<div class="caption"> The use of colors and shapes, curves and arches make the space shine in both the day and night. </div> <cite class="credit">Jennifer Chong</cite>

The use of colors and shapes, curves and arches make the space shine in both the day and night.

Jennifer Chong

Accent the Architecture

When Marissa designs a space, she aims to echo the existing architectural structure. When talking about her experience designing homes, she offers the following wisdom: “What you can bring out within that architecture is what will make the old place just sing.” The idea is to be complementary.

Marissa designed Red Herring with the natural lighting of the place in mind, and it contributes to the overall open space feel. She pays careful attention to the shapes involved. In Red Herring, “everything has a soft curve to echo the arches.” You can also see accenting at work in the color scheme of the restaurant, too. A palette of nude pinks and brass accents pull together the deep green-blue tones of the mural (and the wall facing the bar), contributing to overall color harmony.

<div class="caption"> The plants scattered throughout the space echo the ones in the bold mural. </div> <cite class="credit">Jennifer Chong</cite>

The plants scattered throughout the space echo the ones in the bold mural.

Jennifer Chong

<div class="caption"> Without making the space look like a greenhouse, Marissa managed to find many little instances for good plant placement. </div> <cite class="credit">Jennifer Chong</cite>

Without making the space look like a greenhouse, Marissa managed to find many little instances for good plant placement.

Jennifer Chong

Find a Plant Person

If you’ve ever envied those people who have the instinct to purchase just the right plant, name it something quirky, place it in just the right sun-dappled corner, and keep it alive like a great romance, Marissa let us in on the big secret: There’s always a plant person. This person, an expert working in, say, the Home Depot, can offer you advice on which plants to pick for your space and why, as well as how to care for them.
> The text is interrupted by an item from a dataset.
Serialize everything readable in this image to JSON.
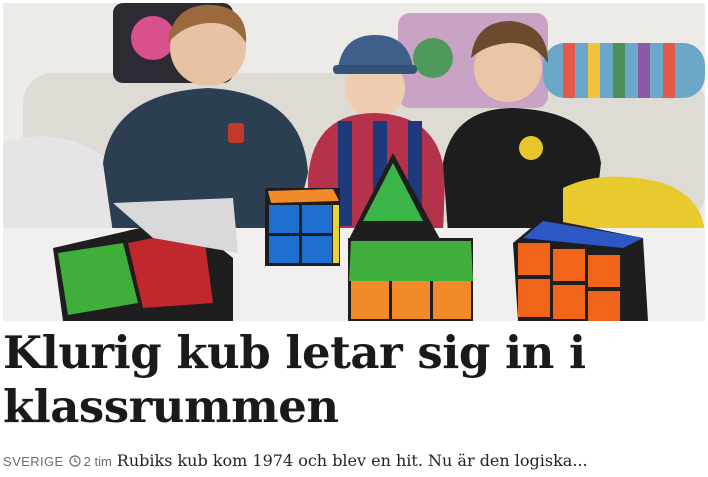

When it comes to placing plants, Marissa likes shelving units and bookcases. But plants can serve as so much more than props or corner pieces. Sourced from a California flower mart downtown, the plants in Red Herring play a dual role: in addition to being great decor, they function as a great separation between the bar and dining room. “Plants are good way to punctuate spaces within a larger area,” says Marissa.

<div class="caption"> Mixing different shapes is similar to mixing different patterns. Sometimes it takes a little creativity, but the outcome can be incredibly fun. </div> <cite class="credit">Lu Tapp</cite>

Mixing different shapes is similar to mixing different patterns. Sometimes it takes a little creativity, but the outcome can be incredibly fun.

Lu Tapp

<div class="caption"> The geometric pattern on the bar face was chiseled into wood panels and stained a light blush. The end result almost looks like a plush fabric, mimicking the bar stools. </div> <cite class="credit">Lu Tapp</cite>

The geometric pattern on the bar face was chiseled into wood panels and stained a light blush. The end result almost looks like a plush fabric, mimicking the bar stools.

Lu Tapp

Get Personal

Marissa leans into the geometric, and you can see this in almost every element of the restaurant. In the lighting fixtures, there are a variety of circles, ovals, hexagons, and arches. The same goes for the seating elements. Two gilded loops—personally designed by Marissa—partitions the front of the restaurant from the seating area. Ribbed geometric patterns meticulously carve out the wooden space under the bar counter. And of course there is the mural that pulls the place together: in Marissa’s opinion, it contains “the perfect combination of floral, geometric, and abstract elements.”

All this to say: Figure out what elements inspire you and what you are drawn to. Maybe this involves the patterns you would doodle in your school notebooks, or the colors that you gravitate toward in every store. Bring elements of that instinctive you into a space, and it will inevitably ring with an element of timelessness.

Originally Appeared on Architectural Digest